In Luke 16:19-31 Jesus tells the parable of the rich man and Lazarus the beggar. In this fascinating story, we see a lavishly wealthy man living in luxury and a crippled beggar, named Lazarus, covered with sores, hungry, and even the local dogs would come and lick his sores. Both Lazarus and the rich man die. The rich man goes to Hell, Lazarus goes to be with the Lord.
If you read the whole parable, you’ll uncover a conversation between the rich man in Hell and Abraham, who was with Lazarus in Heaven. While that story is incredibly intriguing and serves as the springboard for a host of questions and dialogue about Heaven, Hell, the nature of salvation, etc, what first catches my attention is the information Jesus gives us at the very beginning of His parable. Jesus tells us the name of the beggar, Lazarus.
Now this is really important because of all the stories and parables Jesus told, only one character has a name: this beggar, named Lazarus. Even in this story the rich man has no name, he’s simply, “the rich man.” There must be a reason why Jesus gives a name to the beggar, when no character of any other parable is assigned a name.
The name Jesus chose to give the beggar is loaded. Lazarus means “one whom God helps.” The beggar’s very identity was bound up in God. God was his only help. He was crippled, he had open sores, he had no money, he had no food, he had no friends, other than the dogs who licked his sores.
Contrast that with the rich man. His identity is clear, he is “the rich man,” dressed in purple and fine linen who lived in luxury every day. His fundamental state of being, his understanding of who he was was bound up in his wealth, his power, his luxury. God was not at the root of the rich man’s identity, rather, his riches were. This explains why the rich man ended up in Hell and Lazarus in Heaven. Lazarus worshiped God, the rich man worshiped his money.
To worship someone or something means to find your identity in that person or thing. You look to it for comfort, you look to it for stress relief, you look to it for rejoicing, you look to it for security, you look to it for all the things that only God can provide. It becomes your god, and your identity is bound up in it. In the introduction to this parable, Jesus very simply shows us by how He identifies the characters who their hearts worshiped. Lazarus, the “one whom God helps,” looked to God for identity. The rich man did not. Lazarus’ God was God. The rich man’s god was his money.
Now apply that to your life. For some, maybe the idol is money. For others it could be work, family, social status, acceptance, religion. Ask yourself this question: what is the one thing that you cannot live without? What is the one thing, that if you lost it, you would lose your sense of self, your identity? If that one thing is anything other than Jesus, it’s an idol.
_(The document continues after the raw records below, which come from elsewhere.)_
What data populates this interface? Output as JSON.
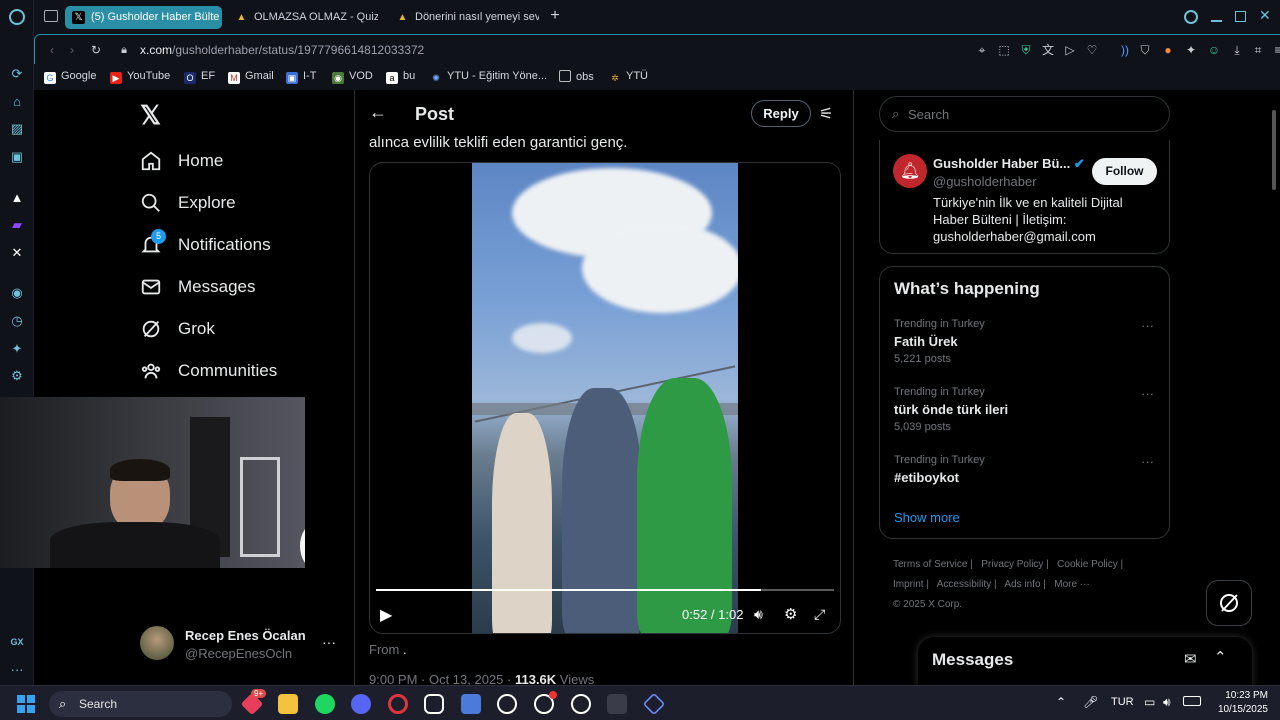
{
  "browser": {
    "tabs": [
      {
        "label": "(5) Gusholder Haber Bülte",
        "active": true
      },
      {
        "label": "OLMAZSA OLMAZ - Quiz",
        "active": false
      },
      {
        "label": "Dönerini nasıl yemeyi sev",
        "active": false
      }
    ],
    "url_host": "x.com",
    "url_path": "/gusholderhaber/status/1977796614812033372",
    "bookmarks": [
      "Google",
      "YouTube",
      "EF",
      "Gmail",
      "I-T",
      "VOD",
      "bu",
      "YTU - Eğitim Yöne...",
      "obs",
      "YTÜ"
    ],
    "sidebar_label": "GX"
  },
  "nav": {
    "items": [
      "Home",
      "Explore",
      "Notifications",
      "Messages",
      "Grok",
      "Communities"
    ],
    "notifications_badge": "5",
    "user_name": "Recep Enes Öcalan",
    "user_handle": "@RecepEnesOcln"
  },
  "post": {
    "header_title": "Post",
    "reply_label": "Reply",
    "text_fragment": "alınca evlilik teklifi eden garantici genç.",
    "video_time": "0:52 / 1:02",
    "video_progress": 0.84,
    "from_label": "From",
    "from_value": ".",
    "meta": "9:00 PM · Oct 13, 2025 · ",
    "views_count": "113.6K",
    "views_label": " Views"
  },
  "right": {
    "search_placeholder": "Search",
    "profile": {
      "name": "Gusholder Haber Bü...",
      "handle": "@gusholderhaber",
      "bio": "Türkiye'nin İlk ve en kaliteli Dijital Haber Bülteni | İletişim: gusholderhaber@gmail.com",
      "follow_label": "Follow"
    },
    "happening_title": "What’s happening",
    "trends": [
      {
        "context": "Trending in Turkey",
        "title": "Fatih Ürek",
        "count": "5,221 posts"
      },
      {
        "context": "Trending in Turkey",
        "title": "türk önde türk ileri",
        "count": "5,039 posts"
      },
      {
        "context": "Trending in Turkey",
        "title": "#etiboykot",
        "count": ""
      }
    ],
    "show_more": "Show more",
    "footer_links": [
      "Terms of Service",
      "Privacy Policy",
      "Cookie Policy",
      "Imprint",
      "Accessibility",
      "Ads info",
      "More ···"
    ],
    "copyright": "© 2025 X Corp.",
    "messages_title": "Messages"
  },
  "taskbar": {
    "search_label": "Search",
    "lang": "TUR",
    "time": "10:23 PM",
    "date": "10/15/2025",
    "badge": "9+"
  },
  "colors": {
    "accent": "#1d9bf0",
    "opera_teal": "#2a8fa6",
    "follow_bg": "#eff3f4"
  }
}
We tend to think of idols as bad things, addictions like alcohol, drugs, pornography. Certainly, those are idols and those are bad things. But in evangelical circles, our idols are often far more subtle. Our idols are often good things that we make into ultimate things. Maybe it’s our kids. Perhaps it’s our work. It could be our spouse. Maybe it’s our style of worship or our way of doing church. Maybe it’s our ministry.
I’ll be honest, one of my biggest idols that I struggle against and constantly fall on the grace of Christ to overcome is my work. As a pastor, I tend to often confuse my work with the One for whom my work exists. At times I will even neglect my relationship with Jesus because I’m too busy planning worship services, meeting with people, writing music, and yes – blogging! In these times, I find myself thinking of myself as a pastor. My identity comes from my work, my ministry.
I need to think of myself first and foremost as a Christian, a child of God, Jesus’ little brother, a sinner saved by grace through faith and not of any of my own works. I am not a pastor or a musician. I am a Christian who God has called into pastoral ministry. I am a Christian who God has called into music ministry. Only after I find my identity in Christ can I then put everything else in its proper place. I am a Christian, then a husband, then a father, and finally a pastor.
Who are you?